Items from an interface collection
- Opening Delimiter -

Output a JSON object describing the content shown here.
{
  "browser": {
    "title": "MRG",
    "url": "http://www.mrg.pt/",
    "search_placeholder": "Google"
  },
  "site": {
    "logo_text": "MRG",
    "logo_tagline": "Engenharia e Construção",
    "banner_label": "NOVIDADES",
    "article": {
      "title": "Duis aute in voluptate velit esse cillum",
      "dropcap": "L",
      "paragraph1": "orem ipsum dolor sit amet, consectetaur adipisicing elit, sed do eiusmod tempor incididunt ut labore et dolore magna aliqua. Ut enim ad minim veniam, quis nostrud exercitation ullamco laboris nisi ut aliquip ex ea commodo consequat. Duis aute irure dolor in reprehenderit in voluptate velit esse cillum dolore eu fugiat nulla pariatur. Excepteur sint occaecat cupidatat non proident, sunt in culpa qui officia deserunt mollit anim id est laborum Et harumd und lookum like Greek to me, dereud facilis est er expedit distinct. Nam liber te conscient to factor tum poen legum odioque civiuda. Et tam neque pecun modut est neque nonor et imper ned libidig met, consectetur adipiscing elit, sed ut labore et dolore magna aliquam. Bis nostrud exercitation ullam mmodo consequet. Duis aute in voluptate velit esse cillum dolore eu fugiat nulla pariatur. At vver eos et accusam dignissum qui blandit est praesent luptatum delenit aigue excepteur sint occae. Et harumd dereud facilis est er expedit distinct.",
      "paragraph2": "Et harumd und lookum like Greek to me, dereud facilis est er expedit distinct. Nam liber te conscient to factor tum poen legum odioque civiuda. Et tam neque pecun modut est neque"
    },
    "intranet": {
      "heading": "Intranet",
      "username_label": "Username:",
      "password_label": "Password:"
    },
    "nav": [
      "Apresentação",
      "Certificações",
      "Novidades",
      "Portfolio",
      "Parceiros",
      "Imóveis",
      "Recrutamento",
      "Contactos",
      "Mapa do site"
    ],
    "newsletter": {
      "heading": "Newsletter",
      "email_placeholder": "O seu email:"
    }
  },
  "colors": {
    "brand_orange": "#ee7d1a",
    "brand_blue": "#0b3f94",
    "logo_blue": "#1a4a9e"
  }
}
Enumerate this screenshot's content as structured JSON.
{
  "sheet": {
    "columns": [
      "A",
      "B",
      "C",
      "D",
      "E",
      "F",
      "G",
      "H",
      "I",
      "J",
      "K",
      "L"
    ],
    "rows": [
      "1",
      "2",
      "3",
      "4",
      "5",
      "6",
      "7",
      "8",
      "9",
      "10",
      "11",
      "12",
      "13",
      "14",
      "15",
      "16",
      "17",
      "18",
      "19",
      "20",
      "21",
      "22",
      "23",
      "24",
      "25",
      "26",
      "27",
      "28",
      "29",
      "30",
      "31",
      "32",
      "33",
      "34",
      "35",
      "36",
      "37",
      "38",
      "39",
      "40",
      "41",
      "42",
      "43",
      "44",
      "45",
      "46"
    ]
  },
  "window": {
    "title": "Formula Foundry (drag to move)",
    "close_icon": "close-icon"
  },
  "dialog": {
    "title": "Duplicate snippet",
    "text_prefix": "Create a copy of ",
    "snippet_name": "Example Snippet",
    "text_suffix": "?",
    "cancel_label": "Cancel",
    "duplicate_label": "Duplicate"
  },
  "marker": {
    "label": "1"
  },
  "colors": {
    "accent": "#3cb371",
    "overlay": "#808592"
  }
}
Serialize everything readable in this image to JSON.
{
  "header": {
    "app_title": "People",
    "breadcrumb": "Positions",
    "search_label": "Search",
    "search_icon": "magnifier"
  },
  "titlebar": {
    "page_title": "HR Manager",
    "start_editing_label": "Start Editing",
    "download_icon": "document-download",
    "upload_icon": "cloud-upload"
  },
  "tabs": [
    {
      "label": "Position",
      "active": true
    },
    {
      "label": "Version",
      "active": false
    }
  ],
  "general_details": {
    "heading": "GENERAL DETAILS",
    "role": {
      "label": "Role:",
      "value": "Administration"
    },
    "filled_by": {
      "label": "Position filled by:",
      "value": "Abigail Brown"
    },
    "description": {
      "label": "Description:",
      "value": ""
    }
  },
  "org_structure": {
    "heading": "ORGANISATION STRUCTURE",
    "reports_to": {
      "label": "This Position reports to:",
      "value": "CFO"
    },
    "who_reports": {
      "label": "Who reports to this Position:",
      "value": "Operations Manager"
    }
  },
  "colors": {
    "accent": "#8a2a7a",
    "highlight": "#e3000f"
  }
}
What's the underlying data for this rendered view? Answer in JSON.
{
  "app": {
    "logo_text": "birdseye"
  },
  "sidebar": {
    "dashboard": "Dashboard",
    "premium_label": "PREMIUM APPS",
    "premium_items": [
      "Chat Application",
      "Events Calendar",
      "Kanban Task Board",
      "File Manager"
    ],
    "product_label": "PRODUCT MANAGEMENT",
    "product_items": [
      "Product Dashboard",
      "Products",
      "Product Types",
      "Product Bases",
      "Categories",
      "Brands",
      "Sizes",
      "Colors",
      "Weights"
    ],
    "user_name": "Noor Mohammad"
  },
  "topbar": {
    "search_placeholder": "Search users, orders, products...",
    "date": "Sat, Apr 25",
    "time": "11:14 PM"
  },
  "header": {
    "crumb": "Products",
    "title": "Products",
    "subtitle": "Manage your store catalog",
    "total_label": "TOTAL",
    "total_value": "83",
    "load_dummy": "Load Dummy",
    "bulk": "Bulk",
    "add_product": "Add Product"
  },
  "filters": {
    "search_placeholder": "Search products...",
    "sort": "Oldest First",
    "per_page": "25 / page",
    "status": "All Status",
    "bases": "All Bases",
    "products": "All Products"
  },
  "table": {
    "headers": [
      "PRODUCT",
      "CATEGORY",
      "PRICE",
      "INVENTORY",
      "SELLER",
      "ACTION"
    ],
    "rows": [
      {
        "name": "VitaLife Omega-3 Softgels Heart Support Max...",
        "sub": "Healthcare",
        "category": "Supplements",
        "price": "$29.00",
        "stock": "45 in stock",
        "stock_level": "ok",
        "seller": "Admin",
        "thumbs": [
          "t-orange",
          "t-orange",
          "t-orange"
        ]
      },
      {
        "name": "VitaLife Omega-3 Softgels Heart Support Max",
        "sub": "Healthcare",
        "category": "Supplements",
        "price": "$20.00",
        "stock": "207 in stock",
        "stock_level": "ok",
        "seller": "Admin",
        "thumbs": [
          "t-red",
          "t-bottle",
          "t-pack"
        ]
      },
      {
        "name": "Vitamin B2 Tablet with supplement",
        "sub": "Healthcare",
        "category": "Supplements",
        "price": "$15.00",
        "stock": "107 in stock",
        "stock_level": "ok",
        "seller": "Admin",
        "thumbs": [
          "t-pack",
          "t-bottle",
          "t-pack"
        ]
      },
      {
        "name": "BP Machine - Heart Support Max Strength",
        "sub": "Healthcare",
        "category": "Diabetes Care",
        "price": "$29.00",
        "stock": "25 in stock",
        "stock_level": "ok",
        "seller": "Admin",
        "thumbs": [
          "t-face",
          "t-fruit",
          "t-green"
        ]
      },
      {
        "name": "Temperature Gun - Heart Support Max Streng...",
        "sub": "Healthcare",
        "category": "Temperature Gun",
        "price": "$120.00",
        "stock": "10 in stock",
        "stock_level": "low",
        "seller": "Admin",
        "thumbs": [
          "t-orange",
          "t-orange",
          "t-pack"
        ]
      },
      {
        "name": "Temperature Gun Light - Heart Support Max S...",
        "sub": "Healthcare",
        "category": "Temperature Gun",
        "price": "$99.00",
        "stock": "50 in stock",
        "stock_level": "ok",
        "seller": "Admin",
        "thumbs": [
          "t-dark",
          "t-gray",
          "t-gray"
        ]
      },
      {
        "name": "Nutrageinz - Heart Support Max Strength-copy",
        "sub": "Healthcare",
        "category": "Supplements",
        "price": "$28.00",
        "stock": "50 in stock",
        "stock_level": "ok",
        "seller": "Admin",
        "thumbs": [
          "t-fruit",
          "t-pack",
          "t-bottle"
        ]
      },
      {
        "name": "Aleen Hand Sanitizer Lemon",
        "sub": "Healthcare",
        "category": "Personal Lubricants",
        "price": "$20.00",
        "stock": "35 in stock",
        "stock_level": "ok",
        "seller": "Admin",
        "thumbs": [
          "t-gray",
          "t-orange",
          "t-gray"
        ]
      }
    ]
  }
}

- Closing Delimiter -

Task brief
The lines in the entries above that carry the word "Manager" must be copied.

Response to this exercise
    "page_title": "HR Manager",
      "value": "Operations Manager"
      "File Manager"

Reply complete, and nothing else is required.